The goal of the History Department is to introduce students to the histories of a broad range of cultures, peoples, places, and times while honing their skills in writing, speaking, and research.
About the Major
At Hamilton, the study of history engages every dimension of the past, from the human experience to the natural world. It is the study of change and continuity, of what was different and what was shared, of what was believed and what was done. Concentrators develop original research projects, drawing on Hamilton’s rich library resources and on collections from around the globe. Many students conduct research independently or collaborate with faculty members. Graduates have pursued careers as teachers, lawyers, journalists, medical professionals, curators, and professors, among others, and have received degrees from renowned graduate programs.
Students Will Learn To:
- Summarize historiographical debates within and across disciplinary subfields
- Select and analyze historical evidence
- Create a clear, specific, coherent historical argument
A Sampling of Courses
Race, Science, and the Origins of the Modern World
This historiographical seminar traces theories of race from their origins in the Renaissance to the present. It examines how race, in conjunction with sex and gender, developed as an idea through the natural sciences in the context of Europe’s global imperial expansion. Subjects include natural history, breeding livestock, taxonomy, racial typology, evolutionary theory, and genetics.
Explore these select courses:
This course thinks critically about sound, listening not only to sound recordings but to the resonances of silence, voice, and noise in literary and historical texts. How do sounds come to mean what they do? What happens when sonic concepts travel? How are the soundscapes of daily life, both past and present, structured by race, gender, class, and other social formations? How have writers and artists reconceptualized sound and music to contest hierarchies? We will study James Baldwin, Frantz Fanon, and Zora Neale Hurston, among others. Topics include the relationship of sound to built/natural environments; (de)colonization and the ‘listening ear’; global, diasporic, and local soundscapes; and technologies of sound production and listening
A survey of topics, themes, and methods in environmental history, focusing on Africa, Asia, and Latin America. Provides a foundation and prepare students for advanced coursework and research in history and environmental studies. Examines major events and trends through an environmental framework, illustrating connections over time. Major course themes include biological exchange between regions, the industrial revolution, climate change, and linking historical environmental issues to contemporary concerns.
Meet Our Faculty
Sidney Wertimer Professorship for Excellence in Advising and Mentoring and Professor of History

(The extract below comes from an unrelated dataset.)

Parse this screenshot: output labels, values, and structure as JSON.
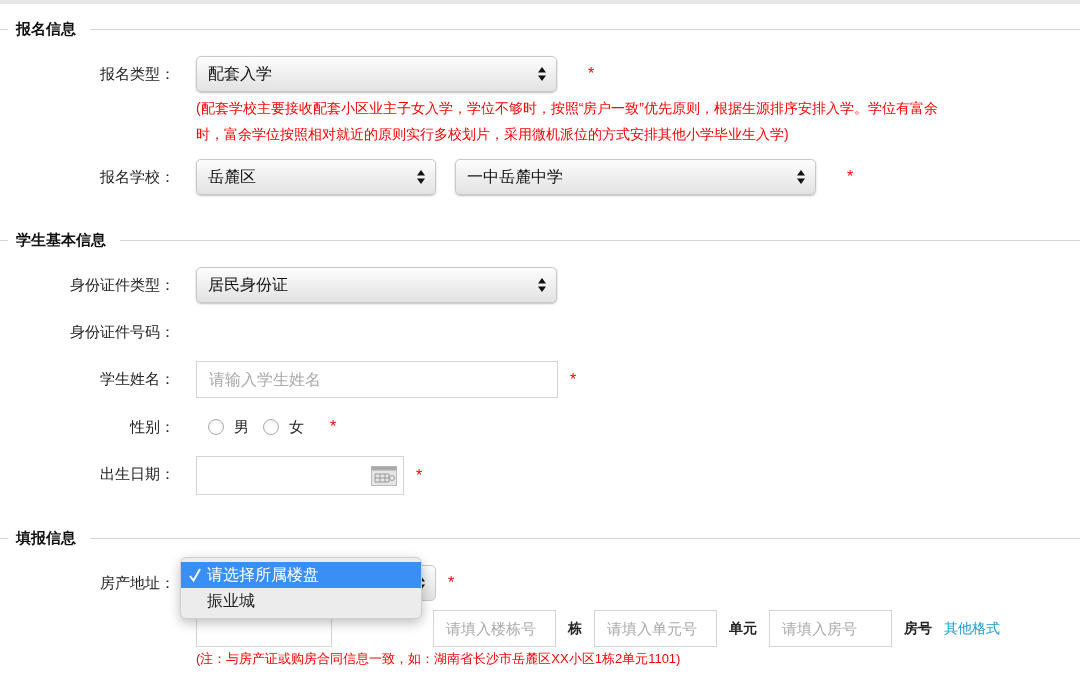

U.S. history; the old South; Christianity in American history; American colonial history; the American founding era and proslavery thought
Visiting Assistant Professor of History
Late Roman Empire; Early Islamic History; Early Medieval Mediterranean and Europe; the Global Middle Ages; Premodern Political Economy; Postcolonial Methodologies; Eastern Christianity and Syriac Studies
Assistant Professor of History, Director of Latin American Studies
history of science; early modern world; Colonial Latin America; environmental history; intellectual history; digital humanities; history of gender and sexuality; animal studies; genetics and history
Professor of History, Chair of the Department of German, Russian, Italian, and Arabic
social and economic history of the early Middle Ages; history of law and mechanisms of conflict resolution; the perceptions of non-Christian peoples and lands in medieval manuscript culture
Christian A. Johnson Excellence in Teaching Professor of History
cultural and social history of modern South Asia, specializing in the history of nationalism, colonialism, and women
Explore Hamilton Stories
The Levitt (Center) Law & Justice Lab, a program designed for students interested in synthesizing perspectives on public policy issues, just concluded a semester focused on exploring policies affecting homelessness in Utica, N.Y. The experience was led by Professors Frank Anechiarico (government), Herman Lehman (biology), Philip Bean (history), and Gwendolyn Dordick (government).
Careers After Hamilton
Hamilton graduates who concentrated in history are pursuing careers in a variety of fields, including:
- Congressman, U.S. House of Representatives
- Director of Education & Interpretation, National Museum of American History
- Editor, New York Post
- Environmental Policy Analyst, U.S. Environmental Protection Agency
- Physician, Texas Oncology
- Professor of Military History, U.S. Army
- Executive Director, JPMorgan Chase Bank
- Director, Information Technology, RBS Global Banking & Markets
- Special Agent, Federal Bureau of Investigation